But there are times of crisis when the ideological faultline becomes apparent. It was apparent in the 1950s when, under the influence of Tony Crosland’s The Future of Socialism, the party shifted from a socialist focus on extending economic planning and public ownership to a technocratic social democratic emphasis on redistributing the proceeds of growth. It was apparent in the 1970s and early 1980s when faith in extensive state intervention reasserted itself in the form of the Alternative Economic Strategy. It was apparent in the early 1990s when New Labour rewrote Clause IV, the quintessential blueprint for a socialist economy enshrined in the Party’s constitution, which had promised to ‘secure for the workers by hand or by brain the full fruits of their industry and the most equitable distribution thereof that may be possible upon the basis of the common ownership of the means of production, distribution and exchange’.
And it is most certainly apparent today, in this most ideologically charged of leadership contests. It should be said that it would be much too easy to pitch it as an uncomplicated battle between socialists and social democrats. There is little that is revolutionary about the programme that has been emerging under Jeremy Corbyn, which appears to aspire to no more (or less) than to return Labour to some form of ‘classic’ social democracy. Shadow Chancellor John McDonnell’s ‘New Economics‘, for example, the central element of the new leadership’s lauded anti-austerity agenda, thus far looks like a rather old economics, redolent of 1960s technocratic futurism: an attempt to rehabilitate the idea that the state is capable of intervening intelligently to seed and support new industries. Most of Corbyn’s radicalism has manifested itself in foreign rather than domestic affairs, as in his opposition to the renewal of Trident or to intervention in Syria. In fact there is very little in terms of concrete policy separating Corbyn from leadership challenger Owen Smith.

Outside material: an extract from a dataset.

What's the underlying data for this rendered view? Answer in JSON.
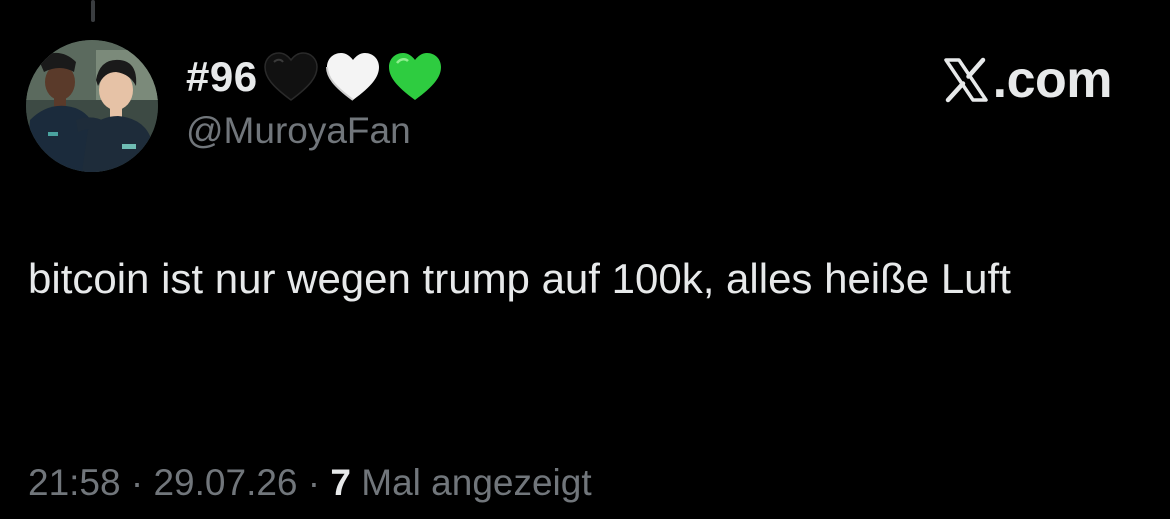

But there’s no doubt Corbyn’s unexpected rise has electrified those who believe Labour may yet be a suitable vehicle for pursuing a radical long-term programme for laying the foundations for a socialist economy.
Their relative caution since gaining the leadership notwithstanding, Corbyn and McDonnell’s attitude to the capitalist system, even when constrained within some social democratic framework, has always been ambivalent: both have campaigned throughout their careers for the ‘democratic socialism‘ championed by their mentor, the late Tony Benn, which sought the gradual extension of the principles of ‘workers’ control’ and ‘democratic planning’ across all sectors of the economy.

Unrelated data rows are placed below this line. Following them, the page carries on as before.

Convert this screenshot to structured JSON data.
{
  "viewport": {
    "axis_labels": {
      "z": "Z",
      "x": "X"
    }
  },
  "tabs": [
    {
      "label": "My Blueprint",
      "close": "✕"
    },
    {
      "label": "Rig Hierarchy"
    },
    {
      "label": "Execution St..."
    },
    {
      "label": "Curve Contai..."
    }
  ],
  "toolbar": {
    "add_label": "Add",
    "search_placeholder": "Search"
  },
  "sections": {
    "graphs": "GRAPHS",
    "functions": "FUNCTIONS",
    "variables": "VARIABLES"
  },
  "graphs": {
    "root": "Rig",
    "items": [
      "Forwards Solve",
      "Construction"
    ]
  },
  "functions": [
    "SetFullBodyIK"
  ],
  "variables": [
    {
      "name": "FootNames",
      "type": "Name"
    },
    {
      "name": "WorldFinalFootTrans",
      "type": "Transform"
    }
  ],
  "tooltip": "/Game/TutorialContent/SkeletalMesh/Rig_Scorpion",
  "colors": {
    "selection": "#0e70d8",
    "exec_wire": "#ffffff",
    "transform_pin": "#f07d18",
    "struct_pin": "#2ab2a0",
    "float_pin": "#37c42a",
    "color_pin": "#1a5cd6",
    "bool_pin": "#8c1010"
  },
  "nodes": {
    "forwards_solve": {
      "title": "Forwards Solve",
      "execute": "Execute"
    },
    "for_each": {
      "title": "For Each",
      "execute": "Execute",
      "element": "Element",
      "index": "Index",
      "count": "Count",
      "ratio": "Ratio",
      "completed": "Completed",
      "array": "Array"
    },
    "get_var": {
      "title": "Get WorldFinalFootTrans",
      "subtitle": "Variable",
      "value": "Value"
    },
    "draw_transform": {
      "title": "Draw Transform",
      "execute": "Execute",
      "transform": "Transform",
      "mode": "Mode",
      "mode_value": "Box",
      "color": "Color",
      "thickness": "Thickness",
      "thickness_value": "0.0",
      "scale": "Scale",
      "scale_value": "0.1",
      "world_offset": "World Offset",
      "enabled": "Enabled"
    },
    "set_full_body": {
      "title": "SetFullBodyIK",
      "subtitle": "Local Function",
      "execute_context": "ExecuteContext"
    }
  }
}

Corbyn’s Labour has won support from traditional socialist groups such as the Socialist Workers Party and militant trade unions. And it has energised radical commentators and think tanks hopeful that the party will entertain their speculative ideas for progress towards some kind of post-capitalism.
Corbyn’s opponents in the Parliamentary party are not merely concerned with his competence or otherwise, but with the real possibility that under his leadership, and that of an anointed successor, Labour may become a laboratory for the development of an avant-garde socialist programme that in their view – however intellectually exciting it might be – simply will not appeal to cautious middle-of-the-road voters hostile to any kind of political adventurism.
The perennial dispute between Labour’s socialists and its social democrats, that usually simmers away out of view, has rarely been more public. This isn’t just an argument about personalities, but between followers of two political philosophies, whose eyes are set on different horizons.